Many factors influence the nurse ability to provide safe, effective, and high quality patient’s care. Among these factors, nurse fatigue. Nurse fatigue occurs generally as a result of a lack of adequate sleep, working extended shift hours, 2-3 back to back 12 hours shifts with no inadequate time to sleep. As a soon to be novice nurse, we need to be aware of the impacts that fatigue can have on the delivery of our care and most importantly the safety of the patients, coworkers and self. In fact, fatigue greatly decrease the nurse ability to provide safe care through increased likelihood of medical errors (e.g; administration of the wrong medication or dose to the wrong patient) causing harm.
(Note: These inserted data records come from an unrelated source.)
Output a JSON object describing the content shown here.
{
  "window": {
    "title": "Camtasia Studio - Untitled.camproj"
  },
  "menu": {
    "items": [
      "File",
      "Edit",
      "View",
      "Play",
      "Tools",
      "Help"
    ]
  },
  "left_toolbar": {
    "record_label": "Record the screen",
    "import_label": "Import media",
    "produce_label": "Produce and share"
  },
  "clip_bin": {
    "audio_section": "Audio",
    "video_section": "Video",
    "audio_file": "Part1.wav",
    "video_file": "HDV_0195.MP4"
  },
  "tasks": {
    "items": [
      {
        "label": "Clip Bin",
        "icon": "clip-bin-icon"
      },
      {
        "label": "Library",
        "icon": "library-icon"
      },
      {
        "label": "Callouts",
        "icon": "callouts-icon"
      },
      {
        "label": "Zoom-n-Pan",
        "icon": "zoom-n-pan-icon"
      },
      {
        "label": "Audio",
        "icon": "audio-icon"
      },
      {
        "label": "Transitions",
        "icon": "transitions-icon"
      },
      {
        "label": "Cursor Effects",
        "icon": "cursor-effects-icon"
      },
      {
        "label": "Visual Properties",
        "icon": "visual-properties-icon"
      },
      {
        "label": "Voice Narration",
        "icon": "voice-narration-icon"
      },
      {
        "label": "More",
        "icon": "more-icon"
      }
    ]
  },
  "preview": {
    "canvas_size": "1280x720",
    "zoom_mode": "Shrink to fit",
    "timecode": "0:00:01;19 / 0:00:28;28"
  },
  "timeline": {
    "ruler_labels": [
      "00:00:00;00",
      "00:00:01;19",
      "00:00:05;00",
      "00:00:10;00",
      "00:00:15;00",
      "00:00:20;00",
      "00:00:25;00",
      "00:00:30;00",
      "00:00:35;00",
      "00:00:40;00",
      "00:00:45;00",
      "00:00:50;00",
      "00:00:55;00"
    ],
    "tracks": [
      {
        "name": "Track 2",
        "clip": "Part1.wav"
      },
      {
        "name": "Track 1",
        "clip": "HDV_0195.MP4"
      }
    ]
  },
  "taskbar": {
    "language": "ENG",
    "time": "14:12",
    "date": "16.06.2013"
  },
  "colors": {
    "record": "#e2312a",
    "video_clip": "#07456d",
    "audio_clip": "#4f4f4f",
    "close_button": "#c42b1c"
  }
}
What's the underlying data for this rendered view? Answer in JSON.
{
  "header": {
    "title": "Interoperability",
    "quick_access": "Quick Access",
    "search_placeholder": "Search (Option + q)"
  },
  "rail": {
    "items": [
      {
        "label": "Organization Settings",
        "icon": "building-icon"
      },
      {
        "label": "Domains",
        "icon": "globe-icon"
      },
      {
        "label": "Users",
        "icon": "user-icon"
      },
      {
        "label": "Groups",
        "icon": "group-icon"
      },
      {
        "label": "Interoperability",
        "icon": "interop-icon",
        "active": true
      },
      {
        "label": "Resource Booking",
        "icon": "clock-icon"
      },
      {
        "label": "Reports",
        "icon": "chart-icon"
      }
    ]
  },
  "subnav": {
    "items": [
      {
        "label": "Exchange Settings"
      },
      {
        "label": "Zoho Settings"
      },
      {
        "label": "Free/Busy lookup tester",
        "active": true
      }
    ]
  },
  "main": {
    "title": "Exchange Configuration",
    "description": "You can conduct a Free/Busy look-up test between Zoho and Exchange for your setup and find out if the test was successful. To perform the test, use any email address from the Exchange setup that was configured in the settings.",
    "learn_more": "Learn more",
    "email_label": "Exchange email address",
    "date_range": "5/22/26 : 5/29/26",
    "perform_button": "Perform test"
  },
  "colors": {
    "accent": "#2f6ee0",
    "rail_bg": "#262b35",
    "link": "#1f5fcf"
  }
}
Our role and responsibility as a nurse is to be the
Another contributor to burnout is compassion fatigue which refers to a state of chronic stress as a result of witnessing the affliction of others. It’s when a nurse becomes emotionally exhausted from caring for those that are suffering. Compassion fatigue has become so critical that psychologist refer to it as secondary traumatic stress disorder. It has become prevalent due to the increase in occurrences of chronic illnesses.
I pulled into the driveway and shut off the car. Exhausted, I walked into the house where I immediately stripped out of my soiled scrubs and jumped into the shower. As if trying to wash the day’s events down the shower drain, I scrubbed my body and slowly rinsed off
Relationship between staff nurses and nurse managers are particularly important when examining stress and burnout. Numeric rating from a survey of 1,780 RNs indicated that supervisor support and quality of supervision were lowest for nurse managers. 53 handwritten comments from 509 (28.6 percent) of the RNs clarified these ratings by nothing the following problems: (a) inadequate unit leadership and the frequent turnover of nurse mangers, (b) insufficient physical presence of the supervisor on the unit, (c) failure to address problem – too much sweeping them aside or not even being they exit, and (d) modest awareness of numerous staffing issues.
The first statement in table 4.b, “I am enthusiastic about my job,” has the highest mean of 5.15 (very often) and the second statement “I am proud of the work that I do” has the second highest mean of 5.12 (very often). ED staff nurses identified respect and trust gained from the patients and their family that make them enthusiastic and proud of their work. This reason was exemplified by one nurse who stated that “May lumapit sa akin sa market na isang babae para bumati at nagpapasalamat sa pag-alaga ko sa kanya noon daw sa emergency room (ER).” (“While I was at the market, a woman approached and thanked me for taking care of her when she was in the Emergency Room.”).
When comparing new and older employees, it is imperative to look at the labour force being convoluted by the minute. As the older employees are coming closer to retirement, there will be a need for skilled employees to replace the retirees, especially in the nursing field. According to the Canadian Nurses Association, Canada will be short almost 60,000 full-time equivalents of Registered Nurses (RNs) in 2022 (“Tested Solution”, 2009). Despite the many openings available currently, the number of skilled nursing students are very limited and they have to compete with nurses who decide to work beyond retirement, thus making entry into the field more difficult. Meanwhile, new graduates